Goal of the exercise - Where the word "Paint" occurs in a line of the listing below, copy that line.
Segment Start: Supplied data
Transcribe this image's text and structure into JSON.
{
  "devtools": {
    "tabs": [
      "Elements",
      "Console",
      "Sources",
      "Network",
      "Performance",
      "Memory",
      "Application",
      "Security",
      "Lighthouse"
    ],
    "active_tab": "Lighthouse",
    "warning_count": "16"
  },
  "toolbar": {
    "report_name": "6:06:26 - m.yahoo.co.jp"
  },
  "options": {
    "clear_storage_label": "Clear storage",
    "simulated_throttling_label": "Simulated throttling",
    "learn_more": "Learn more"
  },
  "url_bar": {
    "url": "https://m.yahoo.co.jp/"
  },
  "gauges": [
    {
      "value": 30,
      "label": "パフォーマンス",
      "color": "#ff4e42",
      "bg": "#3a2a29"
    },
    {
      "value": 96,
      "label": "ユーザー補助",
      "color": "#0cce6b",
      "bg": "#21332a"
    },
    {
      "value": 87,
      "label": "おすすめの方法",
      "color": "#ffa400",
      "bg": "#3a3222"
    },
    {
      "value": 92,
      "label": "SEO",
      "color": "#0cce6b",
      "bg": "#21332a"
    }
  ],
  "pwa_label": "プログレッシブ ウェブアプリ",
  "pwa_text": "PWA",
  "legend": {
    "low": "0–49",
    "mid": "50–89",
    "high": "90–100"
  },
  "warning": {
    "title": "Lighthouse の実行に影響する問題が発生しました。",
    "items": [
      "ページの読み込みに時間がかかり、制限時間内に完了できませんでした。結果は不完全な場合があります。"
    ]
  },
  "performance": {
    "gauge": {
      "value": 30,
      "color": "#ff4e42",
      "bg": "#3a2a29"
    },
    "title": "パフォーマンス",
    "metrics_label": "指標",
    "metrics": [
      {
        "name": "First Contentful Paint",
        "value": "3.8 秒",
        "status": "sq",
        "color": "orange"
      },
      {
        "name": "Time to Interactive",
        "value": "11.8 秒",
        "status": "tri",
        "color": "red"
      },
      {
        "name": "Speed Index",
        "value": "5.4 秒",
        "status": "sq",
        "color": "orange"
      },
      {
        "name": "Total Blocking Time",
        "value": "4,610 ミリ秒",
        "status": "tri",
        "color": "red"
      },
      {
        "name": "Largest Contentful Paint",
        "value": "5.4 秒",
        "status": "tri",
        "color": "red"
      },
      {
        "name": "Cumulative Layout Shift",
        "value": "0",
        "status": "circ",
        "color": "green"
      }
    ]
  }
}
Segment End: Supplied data
Solution for this problem -
        "name": "First Contentful Paint",
        "name": "Largest Contentful Paint",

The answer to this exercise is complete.